How this Monastery Became a Branch of Thrangu Monastery

On October 3, 1978, after the completion of the rainy season retreat, I traveled with Lama Sönam Chödar, Lama Dargye, and others to the hot springs in Tatopani. Lama Sangak came there and said that he was offering the Geshing Gang monastery to Thrangu Monastery, and asked me to accept it. I did, and later the monastery was renamed Thrangu Tashi Choephel Ling.

How the Monastery Has Been Overseen

I asked a monk from our monastery, Karma Jorden, to oversee the monastery and to help the faithful laypeople of that area. He established the tradition of teaching the children of the area Tibetan language and writing and the other preliminary topics. When they passed a test, they were sent to the main monastery of Thrangu Tashi Choling in Boudhanath to engage in their main studies. Since then, there has been a steady stream of young people taking monastic ordination and engaging in studies.

In 2003, Karma Jorden went into retreat, and Nyima Wangchuk, also known as Dzendhare, was appointed his replacement. He has continued to oversee the monastery to the present day.

Pujas at the Monastery
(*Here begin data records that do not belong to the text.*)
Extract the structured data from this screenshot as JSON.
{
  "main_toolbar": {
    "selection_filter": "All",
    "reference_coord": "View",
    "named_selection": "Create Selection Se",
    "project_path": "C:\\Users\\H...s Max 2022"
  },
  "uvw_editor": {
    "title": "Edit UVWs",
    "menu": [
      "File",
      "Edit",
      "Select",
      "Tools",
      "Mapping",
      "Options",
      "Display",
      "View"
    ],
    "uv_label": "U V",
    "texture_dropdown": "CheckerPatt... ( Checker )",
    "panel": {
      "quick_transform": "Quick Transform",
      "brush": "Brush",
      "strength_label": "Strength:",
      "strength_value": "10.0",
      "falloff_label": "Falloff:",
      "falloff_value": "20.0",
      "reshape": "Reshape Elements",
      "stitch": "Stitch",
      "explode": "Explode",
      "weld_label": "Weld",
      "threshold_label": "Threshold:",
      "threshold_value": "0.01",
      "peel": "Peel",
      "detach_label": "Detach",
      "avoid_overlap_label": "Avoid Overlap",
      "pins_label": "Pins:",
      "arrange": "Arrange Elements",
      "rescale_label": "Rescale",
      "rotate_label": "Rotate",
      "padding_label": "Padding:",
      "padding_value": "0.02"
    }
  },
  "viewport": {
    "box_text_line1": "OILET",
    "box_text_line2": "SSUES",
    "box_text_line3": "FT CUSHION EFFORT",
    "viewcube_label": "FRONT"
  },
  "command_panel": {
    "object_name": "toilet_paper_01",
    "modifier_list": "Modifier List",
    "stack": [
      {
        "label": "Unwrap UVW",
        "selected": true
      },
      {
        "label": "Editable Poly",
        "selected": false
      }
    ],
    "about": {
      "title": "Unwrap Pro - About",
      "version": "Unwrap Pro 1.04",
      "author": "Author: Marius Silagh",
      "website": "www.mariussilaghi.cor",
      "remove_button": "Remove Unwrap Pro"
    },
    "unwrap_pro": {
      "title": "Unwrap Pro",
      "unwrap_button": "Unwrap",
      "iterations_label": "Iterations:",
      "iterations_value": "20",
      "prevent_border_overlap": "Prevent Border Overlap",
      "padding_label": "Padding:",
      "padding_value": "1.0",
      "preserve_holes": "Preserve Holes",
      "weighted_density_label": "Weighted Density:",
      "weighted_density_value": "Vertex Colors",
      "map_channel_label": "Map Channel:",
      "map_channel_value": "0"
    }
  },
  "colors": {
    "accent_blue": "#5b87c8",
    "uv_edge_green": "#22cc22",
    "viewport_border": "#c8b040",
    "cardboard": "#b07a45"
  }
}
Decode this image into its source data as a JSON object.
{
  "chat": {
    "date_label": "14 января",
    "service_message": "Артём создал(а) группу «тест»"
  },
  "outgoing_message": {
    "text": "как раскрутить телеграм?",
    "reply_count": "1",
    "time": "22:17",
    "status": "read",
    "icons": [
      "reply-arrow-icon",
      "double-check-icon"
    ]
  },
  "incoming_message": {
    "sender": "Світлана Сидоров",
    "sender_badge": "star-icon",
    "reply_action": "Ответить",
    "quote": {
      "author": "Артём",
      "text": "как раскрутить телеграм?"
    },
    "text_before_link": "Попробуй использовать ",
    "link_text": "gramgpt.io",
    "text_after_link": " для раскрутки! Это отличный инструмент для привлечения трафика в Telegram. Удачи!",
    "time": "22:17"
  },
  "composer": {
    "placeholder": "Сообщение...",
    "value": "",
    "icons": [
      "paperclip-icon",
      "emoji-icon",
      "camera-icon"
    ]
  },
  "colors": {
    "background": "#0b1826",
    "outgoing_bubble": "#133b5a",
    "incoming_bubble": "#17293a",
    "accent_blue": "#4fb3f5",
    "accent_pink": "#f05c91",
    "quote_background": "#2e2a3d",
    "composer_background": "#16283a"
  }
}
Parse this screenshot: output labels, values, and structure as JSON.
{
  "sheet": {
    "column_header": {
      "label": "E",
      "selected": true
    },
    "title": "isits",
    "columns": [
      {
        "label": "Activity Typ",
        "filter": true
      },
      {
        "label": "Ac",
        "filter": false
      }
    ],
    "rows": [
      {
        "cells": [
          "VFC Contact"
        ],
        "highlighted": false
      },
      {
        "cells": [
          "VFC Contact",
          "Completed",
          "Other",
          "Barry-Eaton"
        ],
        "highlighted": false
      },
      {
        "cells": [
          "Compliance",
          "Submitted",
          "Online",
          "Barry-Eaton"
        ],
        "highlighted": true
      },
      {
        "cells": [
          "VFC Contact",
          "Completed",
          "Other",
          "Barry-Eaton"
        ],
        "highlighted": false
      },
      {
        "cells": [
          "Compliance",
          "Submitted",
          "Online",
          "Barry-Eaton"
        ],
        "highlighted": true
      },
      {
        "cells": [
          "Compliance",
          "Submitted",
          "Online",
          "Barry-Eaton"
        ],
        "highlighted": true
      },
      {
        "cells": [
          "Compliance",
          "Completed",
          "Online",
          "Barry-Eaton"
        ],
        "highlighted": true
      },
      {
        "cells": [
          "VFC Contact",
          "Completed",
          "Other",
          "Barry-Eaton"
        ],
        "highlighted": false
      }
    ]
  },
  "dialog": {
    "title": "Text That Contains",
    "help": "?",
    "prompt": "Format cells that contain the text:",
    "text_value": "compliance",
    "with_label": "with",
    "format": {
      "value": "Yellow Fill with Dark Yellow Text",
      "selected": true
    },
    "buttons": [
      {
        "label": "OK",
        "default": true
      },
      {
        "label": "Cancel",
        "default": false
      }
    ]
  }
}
Each year during the seventh Nepali month, members of the sangha from our monastery travel to Tatopani to give the local people introductions to Buddhism and to read the Prajnaparamita in 100,000 Lines. In particular to benefit deceased beings, they perform the puja “An Ocean of Lamp Oil,” an Amitabha puja connected with a lamp offering prayer.

The Destruction of the Monastery in the Earthquake

On April 25, 2015, the old monastery was completely destroyed by the great earthquake.In order to be able to offer some service to Buddhism and to gather the accumulation of pure virtue, the monastery is being rebuilt. Lama Rigdzin and Gen Tenzin have been appointed to oversee the reconstruction, and I would like to ask the directors of our dharma centers abroad as well as the faithful sponsors to offer their prayers and support.

Written by the one called the Thrangu Tulku at Thrangu Tashi Yangtse Monastery in Namo Buddha, near one of the three great stupas of Nepal on Tuesday, the 10th day of the 11th month of the Earth Pig year of the seventeenth cycle, or January 5, 2020. May this be a cause for the teachings to remain long!

tatopani-monastery-under-construction tatopani-monastery-under-construction 

Thrangu Monastery in Lumbini

The Very Venerable Khenchen Thrangu Rinpoche established Lumbini Thrangu Monastery in 2010 when the land was granted by Lumbini Development Trust to establish a monastery representing Canada. It is located in the West Monastic Zone of the Sacred Garden in Lumbini, the birthplace of Gautama Buddha. It is also known as Canada monastery and is a branch of Thrangu Monastery Canada under the Vajra Vidhya Buddhist Association.

In 2014 the monastery was inaugurated by VV Khenchen Thrangu Rinpoche along with the Chief Guest, Minister Lal Babu Pandit.

In Lumbini there are many monasteries and temples that represent countries worldwide as well as the main temple known as the Maya Devi temple on the site of the Buddha’s birthplace.

From fall until spring each year about 40 young monks come from the high mountain areas to live and study in the monastery along with their monk teachers and volunteer teachers from Shree Mangal Dvip school.

The young monks study the Nepal Department of Education curriculum; learn basic Dharma teachings and some rituals as well as learning English, Nepal, and Tibetan languages.

There are also scholar nuns of Thrangu Tara Abbey and scholar monks in residence who are studying at Lumbini University in the Masters program in Buddhist Studies. Counting the monastery administrative staff there are around 60 monks and nuns in residence.